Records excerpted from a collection
++++++++

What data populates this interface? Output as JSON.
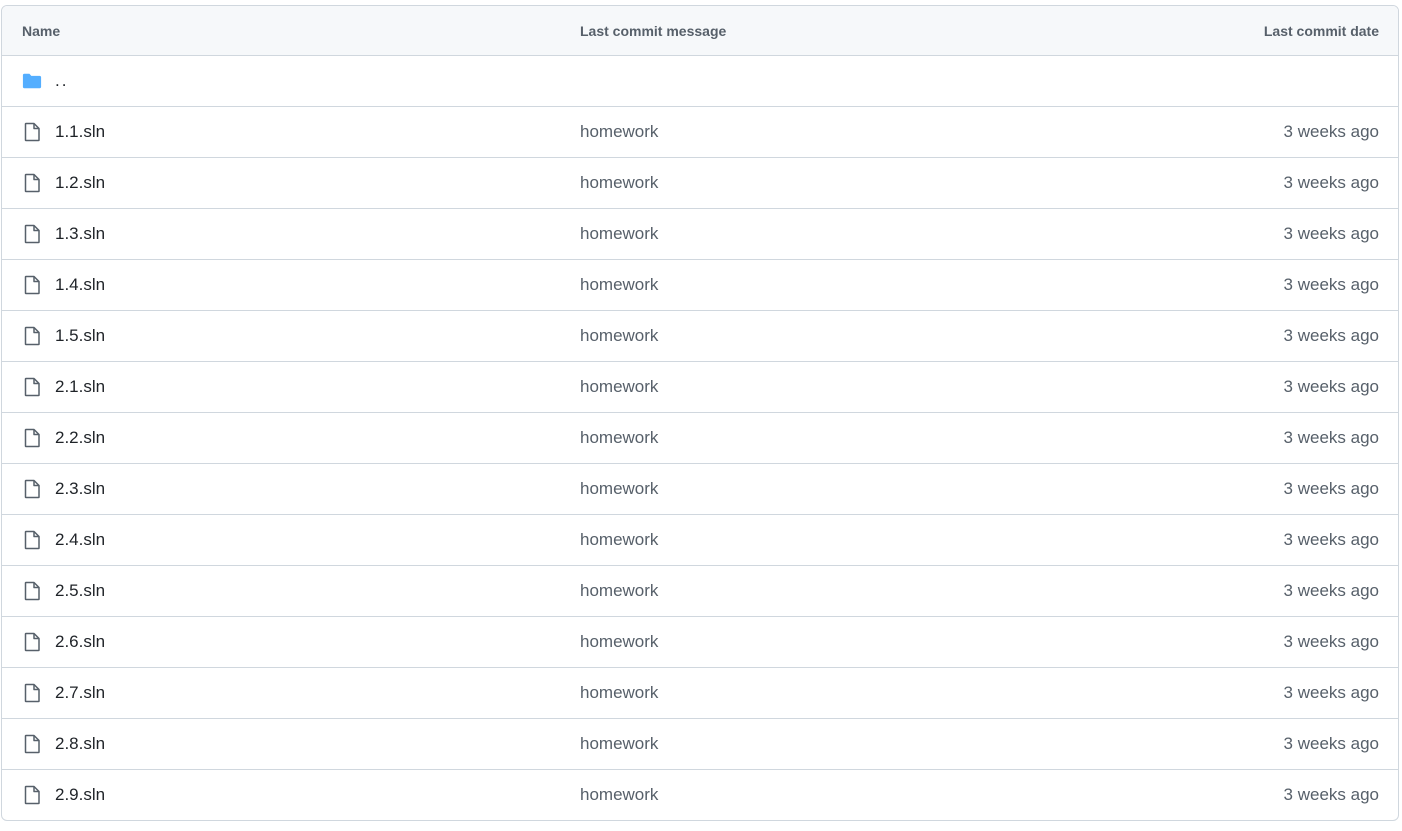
{
  "table": {
    "headers": {
      "name": "Name",
      "message": "Last commit message",
      "date": "Last commit date"
    },
    "parent": {
      "label": "..",
      "icon": "folder-icon",
      "color": "#54aeff"
    },
    "rows": [
      {
        "name": "1.1.sln",
        "message": "homework",
        "date": "3 weeks ago"
      },
      {
        "name": "1.2.sln",
        "message": "homework",
        "date": "3 weeks ago"
      },
      {
        "name": "1.3.sln",
        "message": "homework",
        "date": "3 weeks ago"
      },
      {
        "name": "1.4.sln",
        "message": "homework",
        "date": "3 weeks ago"
      },
      {
        "name": "1.5.sln",
        "message": "homework",
        "date": "3 weeks ago"
      },
      {
        "name": "2.1.sln",
        "message": "homework",
        "date": "3 weeks ago"
      },
      {
        "name": "2.2.sln",
        "message": "homework",
        "date": "3 weeks ago"
      },
      {
        "name": "2.3.sln",
        "message": "homework",
        "date": "3 weeks ago"
      },
      {
        "name": "2.4.sln",
        "message": "homework",
        "date": "3 weeks ago"
      },
      {
        "name": "2.5.sln",
        "message": "homework",
        "date": "3 weeks ago"
      },
      {
        "name": "2.6.sln",
        "message": "homework",
        "date": "3 weeks ago"
      },
      {
        "name": "2.7.sln",
        "message": "homework",
        "date": "3 weeks ago"
      },
      {
        "name": "2.8.sln",
        "message": "homework",
        "date": "3 weeks ago"
      },
      {
        "name": "2.9.sln",
        "message": "homework",
        "date": "3 weeks ago"
      }
    ]
  }
}
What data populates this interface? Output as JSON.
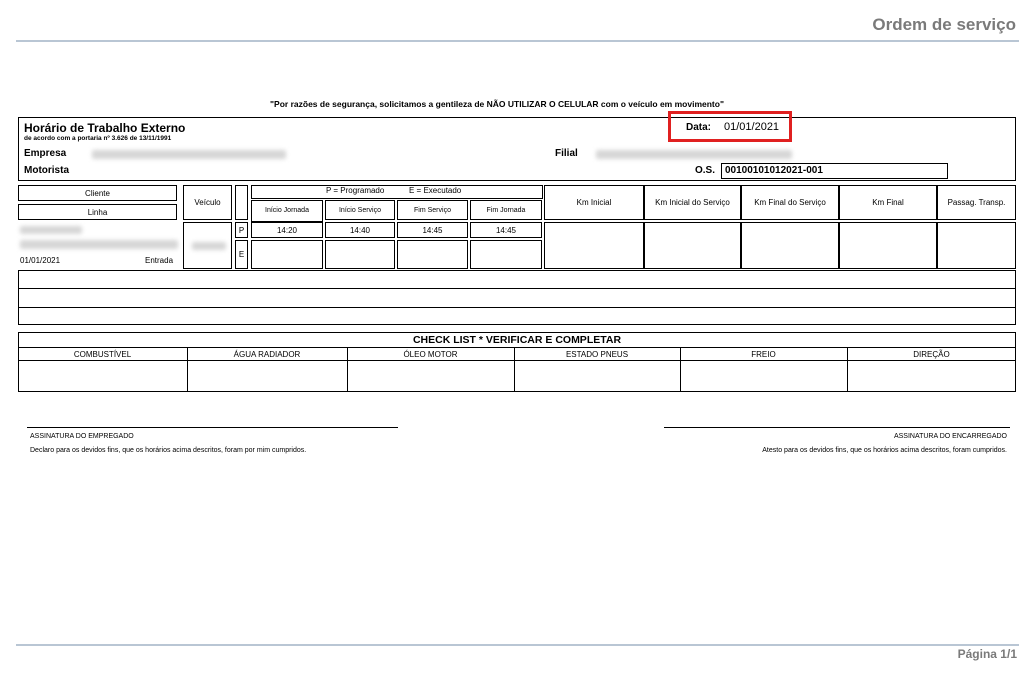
{
  "header": {
    "title": "Ordem de serviço"
  },
  "notice": "\"Por razões de segurança, solicitamos a gentileza de NÃO UTILIZAR O CELULAR com o veículo em movimento\"",
  "info": {
    "heading": "Horário de Trabalho Externo",
    "subheading": "de acordo com a portaria nº 3.626 de 13/11/1991",
    "date_label": "Data:",
    "date_value": "01/01/2021",
    "empresa_label": "Empresa",
    "filial_label": "Filial",
    "motorista_label": "Motorista",
    "os_label": "O.S.",
    "os_value": "00100101012021-001",
    "highlight_color": "#e02020"
  },
  "schedule": {
    "cliente": "Cliente",
    "linha": "Linha",
    "veiculo": "Veículo",
    "legend_p": "P = Programado",
    "legend_e": "E = Executado",
    "col_inicio_jornada": "Início Jornada",
    "col_inicio_servico": "Início Serviço",
    "col_fim_servico": "Fim Serviço",
    "col_fim_jornada": "Fim Jornada",
    "km_inicial": "Km Inicial",
    "km_inicial_servico": "Km Inicial do Serviço",
    "km_final_servico": "Km Final do Serviço",
    "km_final": "Km Final",
    "passag": "Passag. Transp.",
    "row_p": "P",
    "row_e": "E",
    "p_times": [
      "14:20",
      "14:40",
      "14:45",
      "14:45"
    ],
    "row_date": "01/01/2021",
    "row_type": "Entrada"
  },
  "checklist": {
    "title": "CHECK LIST * VERIFICAR E COMPLETAR",
    "columns": [
      "COMBUSTÍVEL",
      "ÁGUA RADIADOR",
      "ÓLEO MOTOR",
      "ESTADO PNEUS",
      "FREIO",
      "DIREÇÃO"
    ]
  },
  "signatures": {
    "employee_label": "ASSINATURA DO EMPREGADO",
    "employee_text": "Declaro para os devidos fins, que os horários acima descritos, foram por mim cumpridos.",
    "supervisor_label": "ASSINATURA DO ENCARREGADO",
    "supervisor_text": "Atesto para os devidos fins, que os horários acima descritos, foram cumpridos."
  },
  "footer": {
    "page": "Página 1/1"
  }
}
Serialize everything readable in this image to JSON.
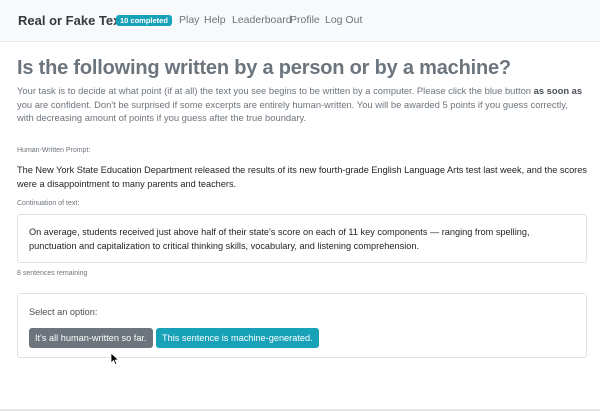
{
  "navbar": {
    "brand": "Real or Fake Text?",
    "badge": "10 completed",
    "links": [
      "Play",
      "Help",
      "Leaderboard",
      "Profile",
      "Log Out"
    ]
  },
  "main": {
    "title": "Is the following written by a person or by a machine?",
    "intro_part1": "Your task is to decide at what point (if at all) the text you see begins to be written by a computer. Please click the blue button ",
    "intro_bold": "as soon as",
    "intro_part2": " you are confident. Don't be surprised if some excerpts are entirely human-written. You will be awarded 5 points if you guess correctly, with decreasing amount of points if you guess after the true boundary.",
    "prompt_label": "Human-Written Prompt:",
    "prompt_text": "The New York State Education Department released the results of its new fourth-grade English Language Arts test last week, and the scores were a disappointment to many parents and teachers.",
    "continuation_label": "Continuation of text:",
    "continuation_text": "On average, students received just above half of their state's score on each of 11 key components — ranging from spelling, punctuation and capitalization to critical thinking skills, vocabulary, and listening comprehension.",
    "sentences_remaining": "8 sentences remaining",
    "select_label": "Select an option:",
    "human_button": "It's all human-written so far.",
    "machine_button": "This sentence is machine-generated."
  },
  "colors": {
    "accent": "#17a2b8",
    "secondary": "#6c757d"
  }
}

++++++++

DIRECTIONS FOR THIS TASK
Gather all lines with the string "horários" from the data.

YOUR RESPONSE
    "employee_text": "Declaro para os devidos fins, que os horários acima descritos, foram por mim cumpridos.",
    "supervisor_text": "Atesto para os devidos fins, que os horários acima descritos, foram cumpridos."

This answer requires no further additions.